##### ENTRIES SHOWN #####

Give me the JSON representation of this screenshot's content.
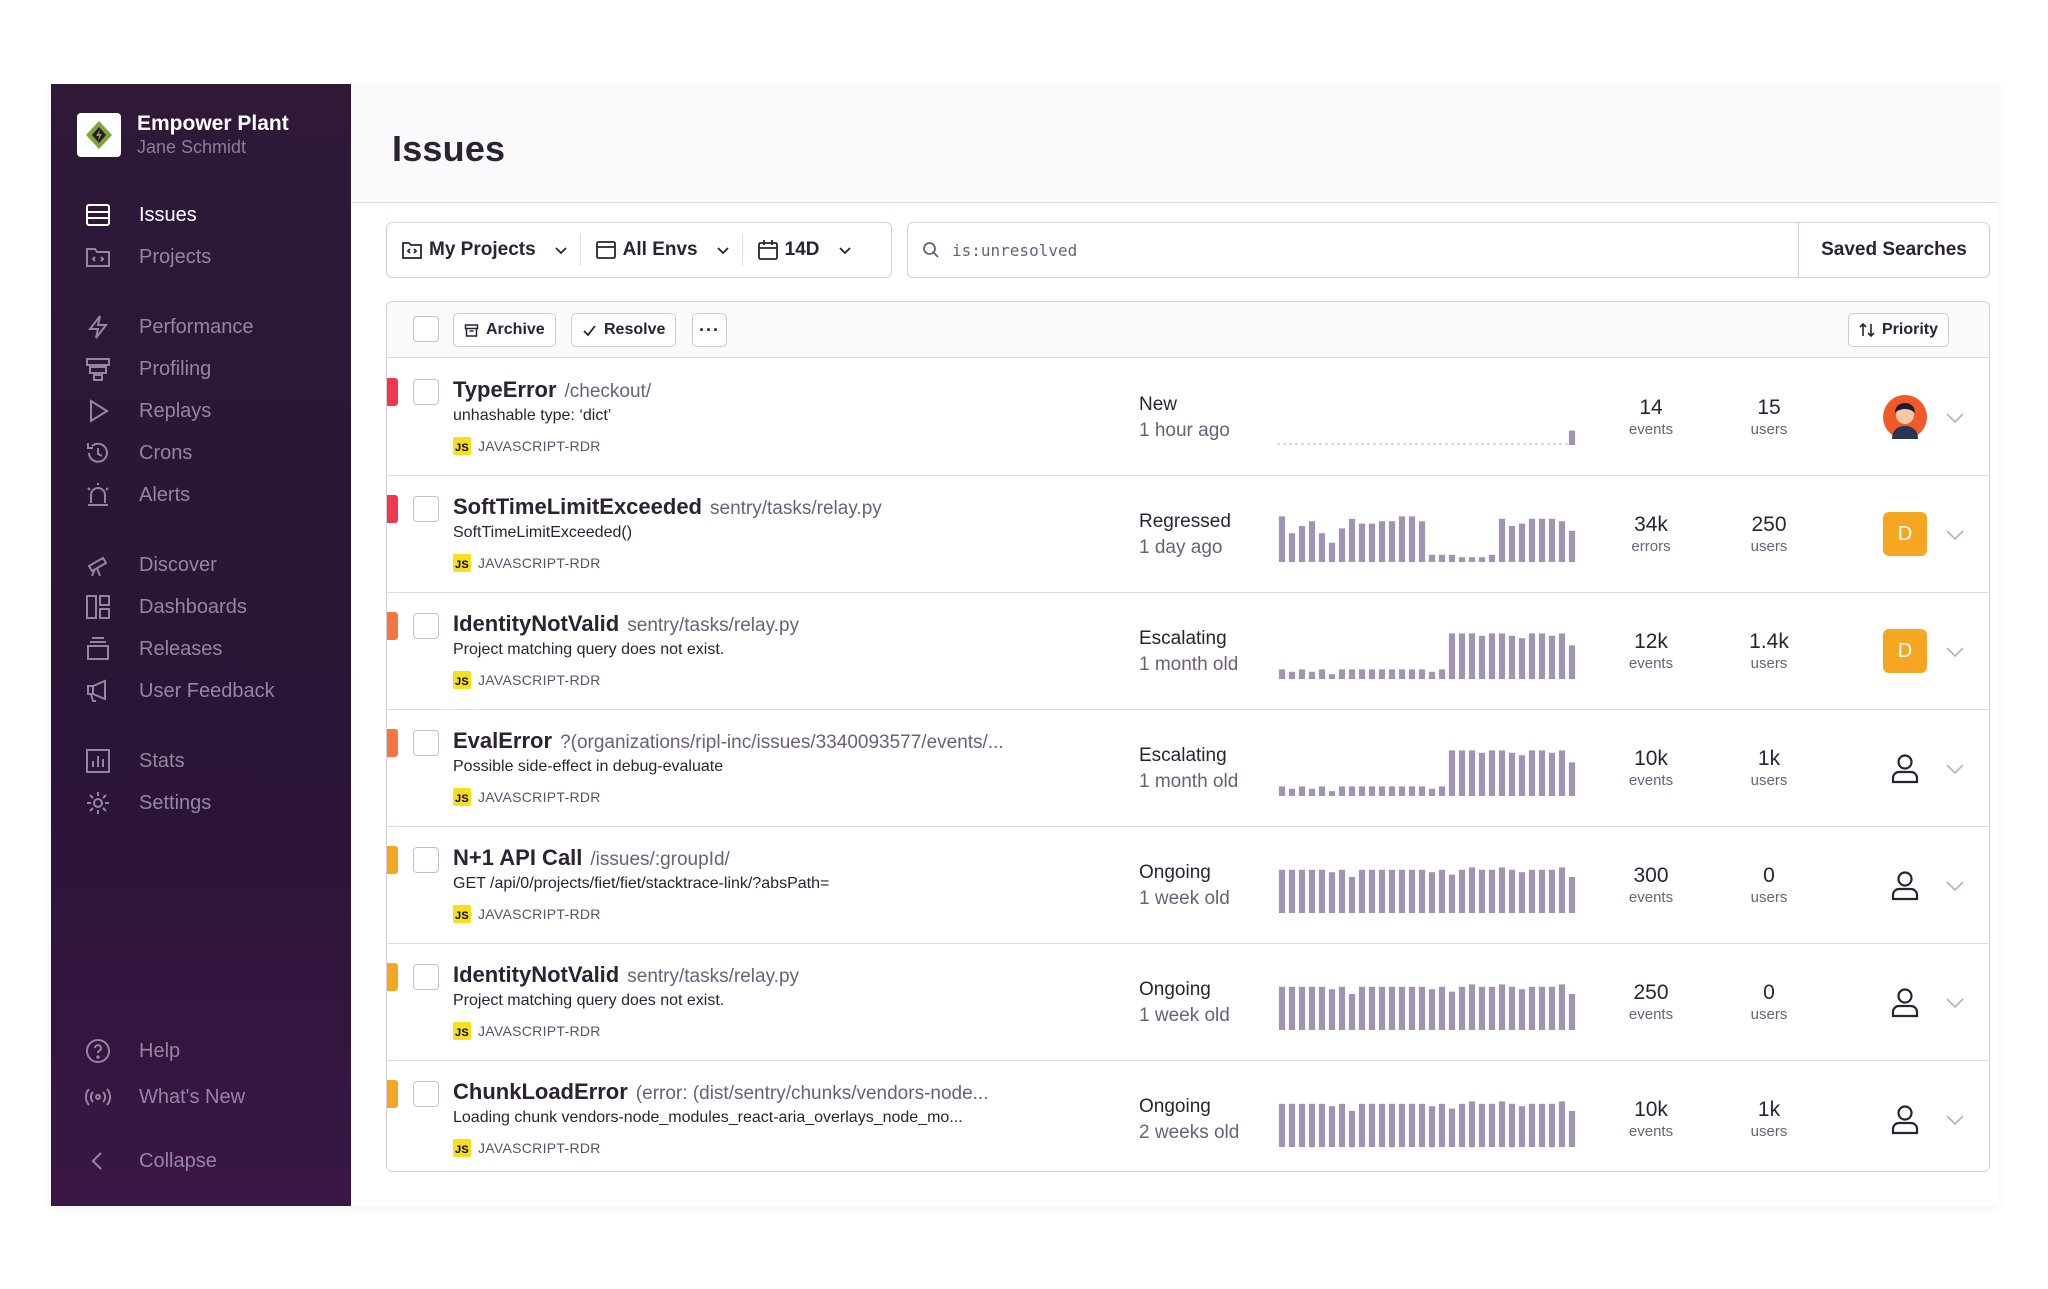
{
  "org": {
    "name": "Empower Plant",
    "user": "Jane Schmidt",
    "accent": "#7ea53a"
  },
  "nav": {
    "issues": "Issues",
    "projects": "Projects",
    "performance": "Performance",
    "profiling": "Profiling",
    "replays": "Replays",
    "crons": "Crons",
    "alerts": "Alerts",
    "discover": "Discover",
    "dashboards": "Dashboards",
    "releases": "Releases",
    "user_feedback": "User Feedback",
    "stats": "Stats",
    "settings": "Settings",
    "help": "Help",
    "whats_new": "What's New",
    "collapse": "Collapse"
  },
  "page": {
    "title": "Issues"
  },
  "filters": {
    "projects": "My Projects",
    "envs": "All Envs",
    "period": "14D"
  },
  "search": {
    "query": "is:unresolved",
    "saved_label": "Saved Searches"
  },
  "actions": {
    "archive": "Archive",
    "resolve": "Resolve",
    "more": "···",
    "sort": "Priority"
  },
  "colors": {
    "high": "#f0394e",
    "medium": "#f5773f",
    "low": "#f5a623",
    "bar": "#a193b3"
  },
  "issues": [
    {
      "title": "TypeError",
      "location": "/checkout/",
      "message": "unhashable type: ‘dict’",
      "project": "JAVASCRIPT-RDR",
      "status": "New",
      "age": "1 hour ago",
      "count": "14",
      "count_label": "events",
      "users": "15",
      "users_label": "users",
      "priority": "high",
      "assignee": "avatar",
      "spark": [
        0,
        0,
        0,
        0,
        0,
        0,
        0,
        0,
        0,
        0,
        0,
        0,
        0,
        0,
        0,
        0,
        0,
        0,
        0,
        0,
        0,
        0,
        0,
        0,
        0,
        0,
        0,
        0,
        0,
        0.3
      ]
    },
    {
      "title": "SoftTimeLimitExceeded",
      "location": "sentry/tasks/relay.py",
      "message": "SoftTimeLimitExceeded()",
      "project": "JAVASCRIPT-RDR",
      "status": "Regressed",
      "age": "1 day ago",
      "count": "34k",
      "count_label": "errors",
      "users": "250",
      "users_label": "users",
      "priority": "high",
      "assignee": "D",
      "spark": [
        0.95,
        0.6,
        0.75,
        0.85,
        0.6,
        0.4,
        0.7,
        0.9,
        0.8,
        0.8,
        0.85,
        0.85,
        0.95,
        0.95,
        0.85,
        0.15,
        0.15,
        0.15,
        0.1,
        0.1,
        0.1,
        0.15,
        0.9,
        0.75,
        0.8,
        0.9,
        0.9,
        0.9,
        0.85,
        0.65
      ]
    },
    {
      "title": "IdentityNotValid",
      "location": "sentry/tasks/relay.py",
      "message": "Project matching query does not exist.",
      "project": "JAVASCRIPT-RDR",
      "status": "Escalating",
      "age": "1 month old",
      "count": "12k",
      "count_label": "events",
      "users": "1.4k",
      "users_label": "users",
      "priority": "medium",
      "assignee": "D",
      "spark": [
        0.2,
        0.15,
        0.2,
        0.15,
        0.2,
        0.1,
        0.2,
        0.2,
        0.2,
        0.2,
        0.2,
        0.2,
        0.2,
        0.2,
        0.2,
        0.15,
        0.2,
        0.95,
        0.95,
        0.95,
        0.9,
        0.95,
        0.95,
        0.9,
        0.85,
        0.95,
        0.95,
        0.9,
        0.95,
        0.7
      ]
    },
    {
      "title": "EvalError",
      "location": "?(organizations/ripl-inc/issues/3340093577/events/...",
      "message": "Possible side-effect in debug-evaluate",
      "project": "JAVASCRIPT-RDR",
      "status": "Escalating",
      "age": "1 month old",
      "count": "10k",
      "count_label": "events",
      "users": "1k",
      "users_label": "users",
      "priority": "medium",
      "assignee": "none",
      "spark": [
        0.2,
        0.15,
        0.2,
        0.15,
        0.2,
        0.1,
        0.2,
        0.2,
        0.2,
        0.2,
        0.2,
        0.2,
        0.2,
        0.2,
        0.2,
        0.15,
        0.2,
        0.95,
        0.95,
        0.95,
        0.9,
        0.95,
        0.95,
        0.9,
        0.85,
        0.95,
        0.95,
        0.9,
        0.95,
        0.7
      ]
    },
    {
      "title": "N+1 API Call",
      "location": "/issues/:groupId/",
      "message": "GET /api/0/projects/fiet/fiet/stacktrace-link/?absPath=",
      "project": "JAVASCRIPT-RDR",
      "status": "Ongoing",
      "age": "1 week old",
      "count": "300",
      "count_label": "events",
      "users": "0",
      "users_label": "users",
      "priority": "low",
      "assignee": "none",
      "spark": [
        0.9,
        0.9,
        0.9,
        0.9,
        0.9,
        0.85,
        0.9,
        0.75,
        0.9,
        0.9,
        0.9,
        0.9,
        0.9,
        0.9,
        0.9,
        0.85,
        0.9,
        0.8,
        0.9,
        0.95,
        0.9,
        0.9,
        0.95,
        0.9,
        0.85,
        0.9,
        0.9,
        0.9,
        0.95,
        0.75
      ]
    },
    {
      "title": "IdentityNotValid",
      "location": "sentry/tasks/relay.py",
      "message": "Project matching query does not exist.",
      "project": "JAVASCRIPT-RDR",
      "status": "Ongoing",
      "age": "1 week old",
      "count": "250",
      "count_label": "events",
      "users": "0",
      "users_label": "users",
      "priority": "low",
      "assignee": "none",
      "spark": [
        0.9,
        0.9,
        0.9,
        0.9,
        0.9,
        0.85,
        0.9,
        0.75,
        0.9,
        0.9,
        0.9,
        0.9,
        0.9,
        0.9,
        0.9,
        0.85,
        0.9,
        0.8,
        0.9,
        0.95,
        0.9,
        0.9,
        0.95,
        0.9,
        0.85,
        0.9,
        0.9,
        0.9,
        0.95,
        0.75
      ]
    },
    {
      "title": "ChunkLoadError",
      "location": "(error: (dist/sentry/chunks/vendors-node...",
      "message": "Loading chunk vendors-node_modules_react-aria_overlays_node_mo...",
      "project": "JAVASCRIPT-RDR",
      "status": "Ongoing",
      "age": "2 weeks old",
      "count": "10k",
      "count_label": "events",
      "users": "1k",
      "users_label": "users",
      "priority": "low",
      "assignee": "none",
      "spark": [
        0.9,
        0.9,
        0.9,
        0.9,
        0.9,
        0.85,
        0.9,
        0.75,
        0.9,
        0.9,
        0.9,
        0.9,
        0.9,
        0.9,
        0.9,
        0.85,
        0.9,
        0.8,
        0.9,
        0.95,
        0.9,
        0.9,
        0.95,
        0.9,
        0.85,
        0.9,
        0.9,
        0.9,
        0.95,
        0.75
      ]
    }
  ]
}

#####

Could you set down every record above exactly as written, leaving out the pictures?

Give me the JSON representation of this screenshot's content.
{
  "org": {
    "name": "Empower Plant",
    "user": "Jane Schmidt",
    "accent": "#7ea53a"
  },
  "nav": {
    "issues": "Issues",
    "projects": "Projects",
    "performance": "Performance",
    "profiling": "Profiling",
    "replays": "Replays",
    "crons": "Crons",
    "alerts": "Alerts",
    "discover": "Discover",
    "dashboards": "Dashboards",
    "releases": "Releases",
    "user_feedback": "User Feedback",
    "stats": "Stats",
    "settings": "Settings",
    "help": "Help",
    "whats_new": "What's New",
    "collapse": "Collapse"
  },
  "page": {
    "title": "Issues"
  },
  "filters": {
    "projects": "My Projects",
    "envs": "All Envs",
    "period": "14D"
  },
  "search": {
    "query": "is:unresolved",
    "saved_label": "Saved Searches"
  },
  "actions": {
    "archive": "Archive",
    "resolve": "Resolve",
    "more": "···",
    "sort": "Priority"
  },
  "colors": {
    "high": "#f0394e",
    "medium": "#f5773f",
    "low": "#f5a623",
    "bar": "#a193b3"
  },
  "issues": [
    {
      "title": "TypeError",
      "location": "/checkout/",
      "message": "unhashable type: ‘dict’",
      "project": "JAVASCRIPT-RDR",
      "status": "New",
      "age": "1 hour ago",
      "count": "14",
      "count_label": "events",
      "users": "15",
      "users_label": "users",
      "priority": "high",
      "assignee": "avatar",
      "spark": [
        0,
        0,
        0,
        0,
        0,
        0,
        0,
        0,
        0,
        0,
        0,
        0,
        0,
        0,
        0,
        0,
        0,
        0,
        0,
        0,
        0,
        0,
        0,
        0,
        0,
        0,
        0,
        0,
        0,
        0.3
      ]
    },
    {
      "title": "SoftTimeLimitExceeded",
      "location": "sentry/tasks/relay.py",
      "message": "SoftTimeLimitExceeded()",
      "project": "JAVASCRIPT-RDR",
      "status": "Regressed",
      "age": "1 day ago",
      "count": "34k",
      "count_label": "errors",
      "users": "250",
      "users_label": "users",
      "priority": "high",
      "assignee": "D",
      "spark": [
        0.95,
        0.6,
        0.75,
        0.85,
        0.6,
        0.4,
        0.7,
        0.9,
        0.8,
        0.8,
        0.85,
        0.85,
        0.95,
        0.95,
        0.85,
        0.15,
        0.15,
        0.15,
        0.1,
        0.1,
        0.1,
        0.15,
        0.9,
        0.75,
        0.8,
        0.9,
        0.9,
        0.9,
        0.85,
        0.65
      ]
    },
    {
      "title": "IdentityNotValid",
      "location": "sentry/tasks/relay.py",
      "message": "Project matching query does not exist.",
      "project": "JAVASCRIPT-RDR",
      "status": "Escalating",
      "age": "1 month old",
      "count": "12k",
      "count_label": "events",
      "users": "1.4k",
      "users_label": "users",
      "priority": "medium",
      "assignee": "D",
      "spark": [
        0.2,
        0.15,
        0.2,
        0.15,
        0.2,
        0.1,
        0.2,
        0.2,
        0.2,
        0.2,
        0.2,
        0.2,
        0.2,
        0.2,
        0.2,
        0.15,
        0.2,
        0.95,
        0.95,
        0.95,
        0.9,
        0.95,
        0.95,
        0.9,
        0.85,
        0.95,
        0.95,
        0.9,
        0.95,
        0.7
      ]
    },
    {
      "title": "EvalError",
      "location": "?(organizations/ripl-inc/issues/3340093577/events/...",
      "message": "Possible side-effect in debug-evaluate",
      "project": "JAVASCRIPT-RDR",
      "status": "Escalating",
      "age": "1 month old",
      "count": "10k",
      "count_label": "events",
      "users": "1k",
      "users_label": "users",
      "priority": "medium",
      "assignee": "none",
      "spark": [
        0.2,
        0.15,
        0.2,
        0.15,
        0.2,
        0.1,
        0.2,
        0.2,
        0.2,
        0.2,
        0.2,
        0.2,
        0.2,
        0.2,
        0.2,
        0.15,
        0.2,
        0.95,
        0.95,
        0.95,
        0.9,
        0.95,
        0.95,
        0.9,
        0.85,
        0.95,
        0.95,
        0.9,
        0.95,
        0.7
      ]
    },
    {
      "title": "N+1 API Call",
      "location": "/issues/:groupId/",
      "message": "GET /api/0/projects/fiet/fiet/stacktrace-link/?absPath=",
      "project": "JAVASCRIPT-RDR",
      "status": "Ongoing",
      "age": "1 week old",
      "count": "300",
      "count_label": "events",
      "users": "0",
      "users_label": "users",
      "priority": "low",
      "assignee": "none",
      "spark": [
        0.9,
        0.9,
        0.9,
        0.9,
        0.9,
        0.85,
        0.9,
        0.75,
        0.9,
        0.9,
        0.9,
        0.9,
        0.9,
        0.9,
        0.9,
        0.85,
        0.9,
        0.8,
        0.9,
        0.95,
        0.9,
        0.9,
        0.95,
        0.9,
        0.85,
        0.9,
        0.9,
        0.9,
        0.95,
        0.75
      ]
    },
    {
      "title": "IdentityNotValid",
      "location": "sentry/tasks/relay.py",
      "message": "Project matching query does not exist.",
      "project": "JAVASCRIPT-RDR",
      "status": "Ongoing",
      "age": "1 week old",
      "count": "250",
      "count_label": "events",
      "users": "0",
      "users_label": "users",
      "priority": "low",
      "assignee": "none",
      "spark": [
        0.9,
        0.9,
        0.9,
        0.9,
        0.9,
        0.85,
        0.9,
        0.75,
        0.9,
        0.9,
        0.9,
        0.9,
        0.9,
        0.9,
        0.9,
        0.85,
        0.9,
        0.8,
        0.9,
        0.95,
        0.9,
        0.9,
        0.95,
        0.9,
        0.85,
        0.9,
        0.9,
        0.9,
        0.95,
        0.75
      ]
    },
    {
      "title": "ChunkLoadError",
      "location": "(error: (dist/sentry/chunks/vendors-node...",
      "message": "Loading chunk vendors-node_modules_react-aria_overlays_node_mo...",
      "project": "JAVASCRIPT-RDR",
      "status": "Ongoing",
      "age": "2 weeks old",
      "count": "10k",
      "count_label": "events",
      "users": "1k",
      "users_label": "users",
      "priority": "low",
      "assignee": "none",
      "spark": [
        0.9,
        0.9,
        0.9,
        0.9,
        0.9,
        0.85,
        0.9,
        0.75,
        0.9,
        0.9,
        0.9,
        0.9,
        0.9,
        0.9,
        0.9,
        0.85,
        0.9,
        0.8,
        0.9,
        0.95,
        0.9,
        0.9,
        0.95,
        0.9,
        0.85,
        0.9,
        0.9,
        0.9,
        0.95,
        0.75
      ]
    }
  ]
}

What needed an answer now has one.